I often attended the early morning Holy Communion at St Bride’s when not working at Westminster. The vicar was the much admired Canon John Oates, who arrived in 1984. He helped to smooth the waters at a time when Fleet Street was undergoing dramatic change.

No. 85 Fleet Street was the HQ of PA and Reuters then. Metro International, publishers of the free newspaper Metro, are there now. Reuters moved to Canary Wharf along with some of the national newspapers, the Murdoch titles and the Telegraph. The PA stayed in central London, relocating to Vauxhall Bridge Road, not far from Victoria Station.

I started in local newspapers before that time. I think that is where my heart is still. To sell papers we needed to report what went on in the town or county. People loved reading about their community. I’ve many good memories of calling on vicars and pub landlords and eating cheese ‘cobs’ with parish councillors in their local pubs and Women’s Institute (WI) ladies, gathering their news and editing the reports they sent in on my own WI page.

The job involved day and evening coverage. If there was something to report, we went to it. And reported it. Yes, there was a romance about the job. Reporters are not funded, or allowed, to do that now.  I know that from my battles with the local press as a former volunteer press officer for a charity here. Not that I recall being paid overtime for my trips out of office hours. Four shillings for a lunch – around £5 today — with a contact was the max. It was not a lot.

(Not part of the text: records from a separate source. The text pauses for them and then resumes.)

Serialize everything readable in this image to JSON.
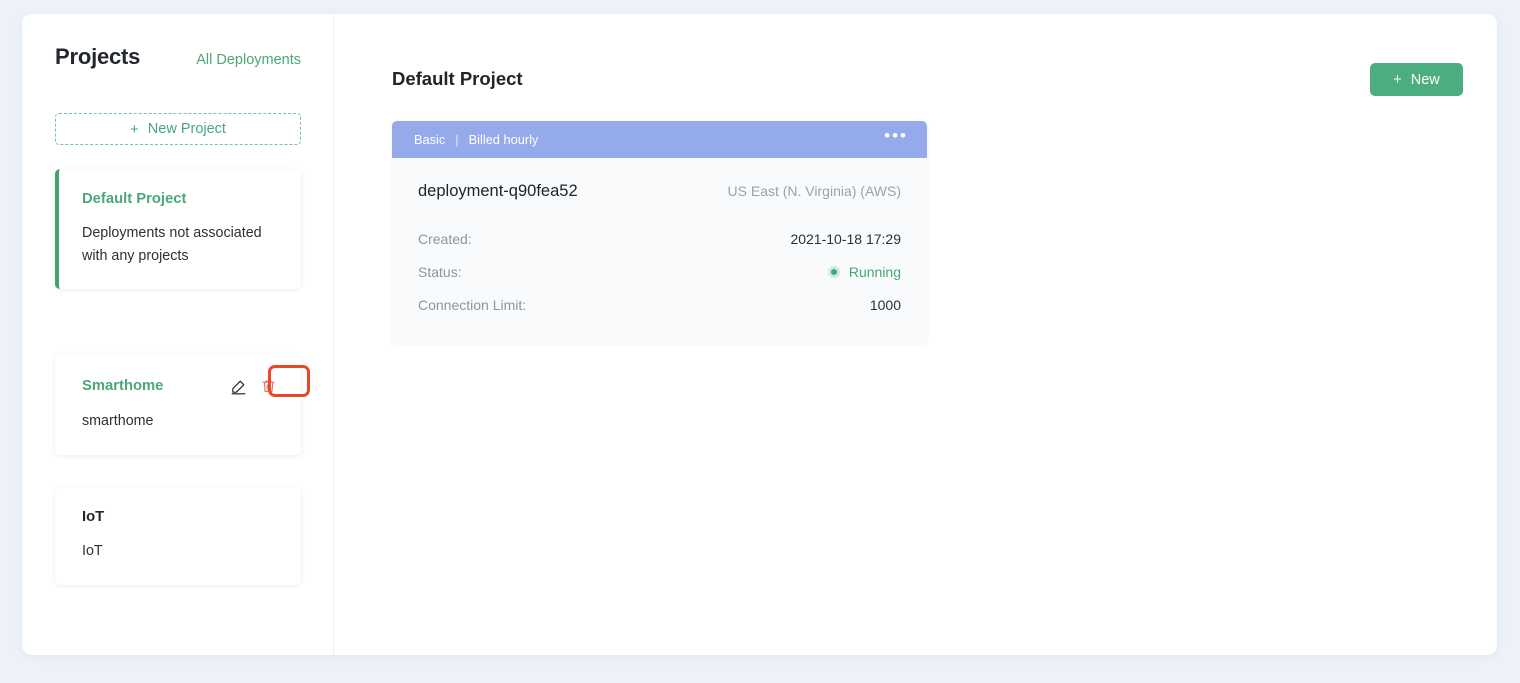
{
  "sidebar": {
    "title": "Projects",
    "all_deployments_label": "All Deployments",
    "new_project_label": "New Project",
    "new_project_plus": "+",
    "projects": [
      {
        "name": "Default Project",
        "description": "Deployments not associated with any projects",
        "active": true,
        "has_actions": false
      },
      {
        "name": "Smarthome",
        "description": "smarthome",
        "active": false,
        "has_actions": true,
        "edit_icon": "pencil-icon",
        "delete_icon": "trash-icon"
      },
      {
        "name": "IoT",
        "description": "IoT",
        "active": false,
        "has_actions": false
      }
    ]
  },
  "main": {
    "title": "Default Project",
    "new_button_label": "New",
    "new_button_plus": "+",
    "deployment": {
      "plan": "Basic",
      "separator": "|",
      "billing": "Billed hourly",
      "menu_icon": "•••",
      "name": "deployment-q90fea52",
      "region": "US East (N. Virginia) (AWS)",
      "rows": [
        {
          "label": "Created:",
          "value": "2021-10-18 17:29"
        },
        {
          "label": "Status:",
          "value": "Running",
          "status": true
        },
        {
          "label": "Connection Limit:",
          "value": "1000"
        }
      ]
    }
  },
  "colors": {
    "accent_green": "#4cae7f",
    "header_blue": "#94aaea",
    "highlight_red": "#e8472a",
    "status_green": "#41a972",
    "page_background": "#eef2f8"
  }
}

Free newspapers, based on ad income, have been the ruin of truly local newspapers. It’s a great loss to community cohesion that this sort of coverage doesn’t happen anymore. Online local news does help keep the parish pump flowing but, to me, it’s not the same because it is only seen by initiates.

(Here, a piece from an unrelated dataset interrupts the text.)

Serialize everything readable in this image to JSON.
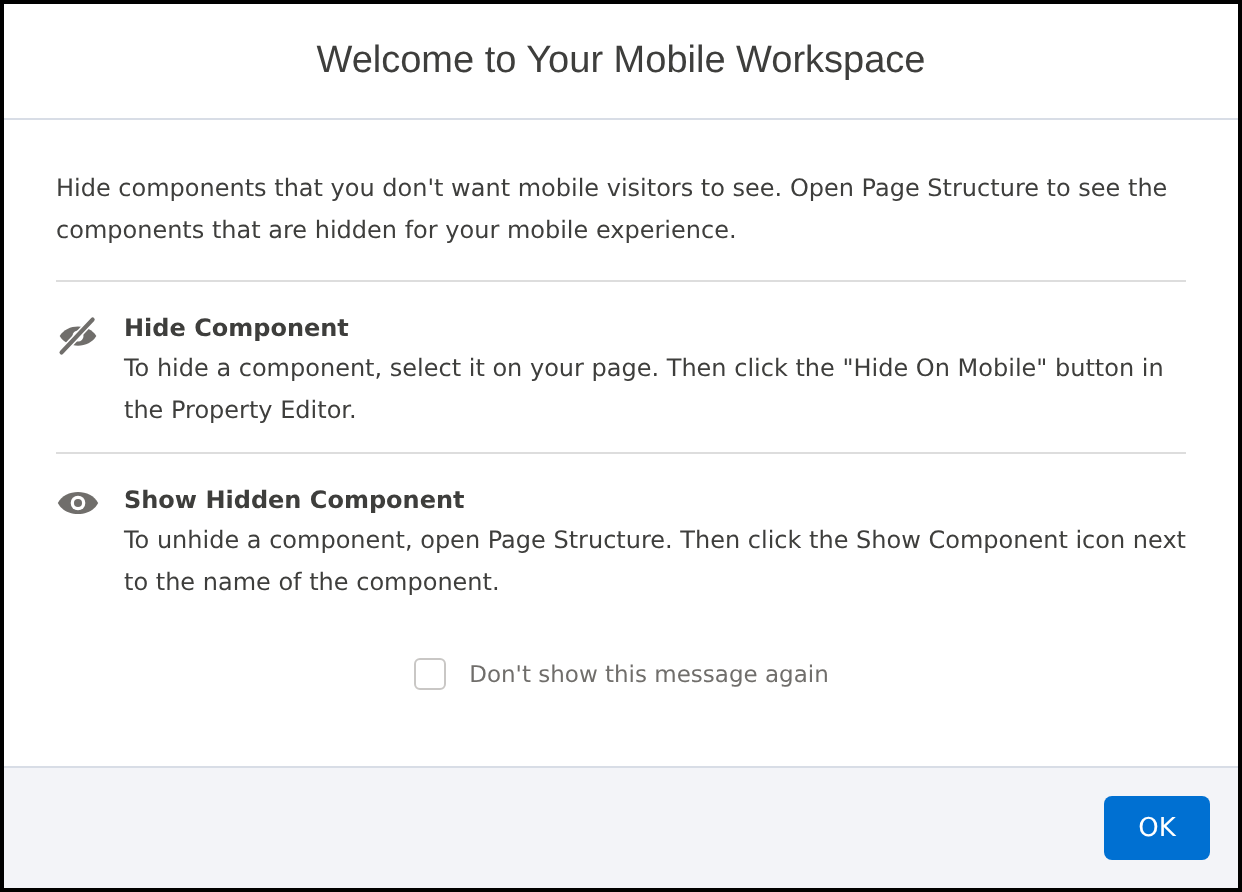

Times change. Newspapers change. Fleet Street, in journalistic terms, is a shadow of its former self. Only D.C. Thomson & Co., Metro International and the AP are there now. Modern computerised printing plants were built to the east of London in Wapping, hence the transfer of newspapers to Canary Wharf. The widespread use of the Internet has seen newspaper circulation decline. Most people receive their news online for free.

Looking back, I am pleased to have been part of local journalism and Fleet Street in their heyday. Despite the hectic pace – often there were days when stories and names blurred past because of the breakneck speed — those are memories to be treasured.

Advertisements